- _WORK ITEM_:
Word for word, set down the entries that follow.

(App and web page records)
=====
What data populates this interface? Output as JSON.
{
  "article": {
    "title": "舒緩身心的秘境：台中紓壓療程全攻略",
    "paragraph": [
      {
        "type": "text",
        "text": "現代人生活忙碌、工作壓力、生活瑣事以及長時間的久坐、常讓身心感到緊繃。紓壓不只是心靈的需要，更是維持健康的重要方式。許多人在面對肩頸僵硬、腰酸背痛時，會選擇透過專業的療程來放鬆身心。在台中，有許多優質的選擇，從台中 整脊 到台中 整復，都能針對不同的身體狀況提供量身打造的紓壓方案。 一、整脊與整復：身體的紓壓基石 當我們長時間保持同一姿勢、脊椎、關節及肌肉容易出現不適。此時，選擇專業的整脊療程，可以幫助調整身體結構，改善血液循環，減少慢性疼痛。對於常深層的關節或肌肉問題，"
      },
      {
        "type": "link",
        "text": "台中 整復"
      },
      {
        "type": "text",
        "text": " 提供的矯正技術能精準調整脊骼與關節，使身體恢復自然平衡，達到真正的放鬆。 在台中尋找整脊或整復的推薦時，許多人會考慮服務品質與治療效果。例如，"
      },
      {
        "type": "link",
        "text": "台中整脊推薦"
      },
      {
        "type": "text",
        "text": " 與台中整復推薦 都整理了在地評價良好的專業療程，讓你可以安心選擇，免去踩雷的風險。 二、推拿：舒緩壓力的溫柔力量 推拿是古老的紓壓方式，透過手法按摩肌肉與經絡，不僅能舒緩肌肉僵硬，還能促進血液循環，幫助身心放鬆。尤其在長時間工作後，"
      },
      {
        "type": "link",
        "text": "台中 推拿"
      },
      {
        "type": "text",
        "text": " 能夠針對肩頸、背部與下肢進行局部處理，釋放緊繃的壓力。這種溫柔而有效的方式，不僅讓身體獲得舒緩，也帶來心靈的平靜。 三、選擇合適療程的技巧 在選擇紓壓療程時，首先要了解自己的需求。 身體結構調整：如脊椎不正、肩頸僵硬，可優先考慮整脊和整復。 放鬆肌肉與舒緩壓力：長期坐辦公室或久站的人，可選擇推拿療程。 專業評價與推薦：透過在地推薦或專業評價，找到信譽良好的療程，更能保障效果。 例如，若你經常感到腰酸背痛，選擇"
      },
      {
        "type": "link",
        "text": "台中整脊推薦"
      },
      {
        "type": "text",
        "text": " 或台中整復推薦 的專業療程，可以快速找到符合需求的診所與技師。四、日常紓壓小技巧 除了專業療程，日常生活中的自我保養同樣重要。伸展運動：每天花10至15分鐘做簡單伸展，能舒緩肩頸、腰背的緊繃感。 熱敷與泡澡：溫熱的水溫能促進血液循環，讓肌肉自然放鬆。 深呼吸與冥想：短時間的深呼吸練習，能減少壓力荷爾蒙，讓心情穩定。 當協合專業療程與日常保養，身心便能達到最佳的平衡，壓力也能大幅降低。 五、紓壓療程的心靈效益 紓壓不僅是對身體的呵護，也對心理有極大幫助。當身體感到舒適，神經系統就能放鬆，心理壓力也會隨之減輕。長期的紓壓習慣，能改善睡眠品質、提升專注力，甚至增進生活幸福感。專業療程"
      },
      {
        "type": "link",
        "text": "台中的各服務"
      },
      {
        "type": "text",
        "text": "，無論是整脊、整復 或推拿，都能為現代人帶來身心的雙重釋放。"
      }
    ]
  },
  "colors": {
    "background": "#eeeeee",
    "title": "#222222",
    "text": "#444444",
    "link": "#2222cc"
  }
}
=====
- _EXPECTED OUTPUT_:
What data populates this interface? Output as JSON.
{
  "article": {
    "title": "舒緩身心的秘境：台中紓壓療程全攻略",
    "paragraph": [
      {
        "type": "text",
        "text": "現代人生活忙碌、工作壓力、生活瑣事以及長時間的久坐、常讓身心感到緊繃。紓壓不只是心靈的需要，更是維持健康的重要方式。許多人在面對肩頸僵硬、腰酸背痛時，會選擇透過專業的療程來放鬆身心。在台中，有許多優質的選擇，從台中 整脊 到台中 整復，都能針對不同的身體狀況提供量身打造的紓壓方案。 一、整脊與整復：身體的紓壓基石 當我們長時間保持同一姿勢、脊椎、關節及肌肉容易出現不適。此時，選擇專業的整脊療程，可以幫助調整身體結構，改善血液循環，減少慢性疼痛。對於常深層的關節或肌肉問題，"
      },
      {
        "type": "link",
        "text": "台中 整復"
      },
      {
        "type": "text",
        "text": " 提供的矯正技術能精準調整脊骼與關節，使身體恢復自然平衡，達到真正的放鬆。 在台中尋找整脊或整復的推薦時，許多人會考慮服務品質與治療效果。例如，"
      },
      {
        "type": "link",
        "text": "台中整脊推薦"
      },
      {
        "type": "text",
        "text": " 與台中整復推薦 都整理了在地評價良好的專業療程，讓你可以安心選擇，免去踩雷的風險。 二、推拿：舒緩壓力的溫柔力量 推拿是古老的紓壓方式，透過手法按摩肌肉與經絡，不僅能舒緩肌肉僵硬，還能促進血液循環，幫助身心放鬆。尤其在長時間工作後，"
      },
      {
        "type": "link",
        "text": "台中 推拿"
      },
      {
        "type": "text",
        "text": " 能夠針對肩頸、背部與下肢進行局部處理，釋放緊繃的壓力。這種溫柔而有效的方式，不僅讓身體獲得舒緩，也帶來心靈的平靜。 三、選擇合適療程的技巧 在選擇紓壓療程時，首先要了解自己的需求。 身體結構調整：如脊椎不正、肩頸僵硬，可優先考慮整脊和整復。 放鬆肌肉與舒緩壓力：長期坐辦公室或久站的人，可選擇推拿療程。 專業評價與推薦：透過在地推薦或專業評價，找到信譽良好的療程，更能保障效果。 例如，若你經常感到腰酸背痛，選擇"
      },
      {
        "type": "link",
        "text": "台中整脊推薦"
      },
      {
        "type": "text",
        "text": " 或台中整復推薦 的專業療程，可以快速找到符合需求的診所與技師。四、日常紓壓小技巧 除了專業療程，日常生活中的自我保養同樣重要。伸展運動：每天花10至15分鐘做簡單伸展，能舒緩肩頸、腰背的緊繃感。 熱敷與泡澡：溫熱的水溫能促進血液循環，讓肌肉自然放鬆。 深呼吸與冥想：短時間的深呼吸練習，能減少壓力荷爾蒙，讓心情穩定。 當協合專業療程與日常保養，身心便能達到最佳的平衡，壓力也能大幅降低。 五、紓壓療程的心靈效益 紓壓不僅是對身體的呵護，也對心理有極大幫助。當身體感到舒適，神經系統就能放鬆，心理壓力也會隨之減輕。長期的紓壓習慣，能改善睡眠品質、提升專注力，甚至增進生活幸福感。專業療程"
      },
      {
        "type": "link",
        "text": "台中的各服務"
      },
      {
        "type": "text",
        "text": "，無論是整脊、整復 或推拿，都能為現代人帶來身心的雙重釋放。"
      }
    ]
  },
  "colors": {
    "background": "#eeeeee",
    "title": "#222222",
    "text": "#444444",
    "link": "#2222cc"
  }
}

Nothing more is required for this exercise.